Better Than a Crystal Ball

Predictive policing software predicts the future so that agencies can increase police presence and prevent crime.

By Ronnie Garrett | Police Magazine

Can you predict the future? Some agencies are finding that you can by using tools that enable them to perform predictive policing, which is defined as the use of mathematical, predictive, and analytical techniques in law enforcement to identify and disrupt criminal activity.

This computerized analysis of crime data from records management systems (RMS), computer-aided dispatch (CAD) systems, and other police databases is poised to revolutionize crime fighting. In some ways it already has; take a look at what some agencies have achieved using today’s tech tools.

Spillman Technologies

California’s Garden Grove Police Department rolled out a fully integrated computer software system from Spillman Technologies, and the integrated system gives everyone from line officers to the general public detailed information about crime in real time.

The software, which has only been in place for a relatively short time, has already helped identify hot spots and trends. “The software can be used for predictive policing,” says Capt. Travis Whitman. “We had an auto theft where we used this hot spot analysis to identify an auto theft trend.” That information led to an investigation, which ultimately ended in an arrest.

Whitman says the software is “no crystal ball,” but stresses it helps the agency make informed choices for deploying resources.

The interesting thing is that this tool is designed for the patrol officer, not the crime analyst, according to Matt Jolly, product manager of Spillman Technologies. “We have seen a push to put the tools [traditionally only used by analysts] into the hands of more people within departments,” he says.

Spillman partnered with Bear Analytics, which was later acquired by LexisNexis, to create this tool. Officers log in to the cloud-based system with a username and password, and once they do, they can look at incident and call information. They also can export and analyze incident and call data and look for hot spots. “They can look at changes in crime visually,” Jolly says. “They can see spikes of activity over time in certain areas and things like that, and to some degree, they can predict where crime will occur in the future.
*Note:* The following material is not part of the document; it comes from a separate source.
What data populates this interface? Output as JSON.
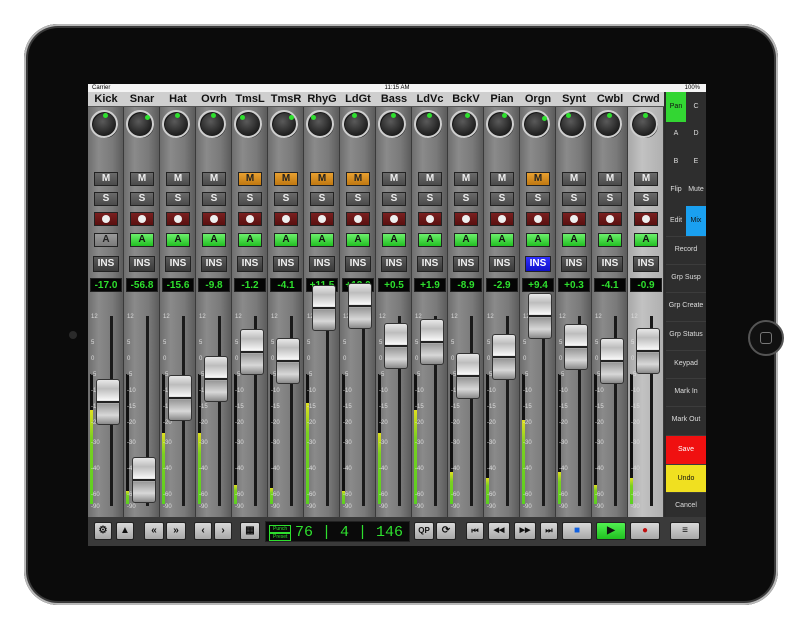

“Aside from the crime mapping and analytics capability, the tool provides users with a nice array of reports that they can build themselves and look at crime over time, i.e., where crime is occurring most, at what times of day, and what types of crime,” he continues. “They can distribute these reports to all agency personnel to help facilitate communication and build patrol and enforcement activities around them.”

Agencies also can use this tool to see crimes in their neighboring jurisdictions if those jurisdictions use LexisNexis. “This helps a lot in crime analysis because criminals don’t just operate in one area. Burglars don’t just burglarize in one jurisdiction. This allows agencies to see trends across jurisdictions too,” Jolly says.

Users can also dig deeper into the data to see the MOs of particular crimes, patterns, and things like that, which Jolly says “historically has been the purview of the trained crime analyst. But this tool is so easy to use that even patrol officers can get in there and use it.”

Read the full story here.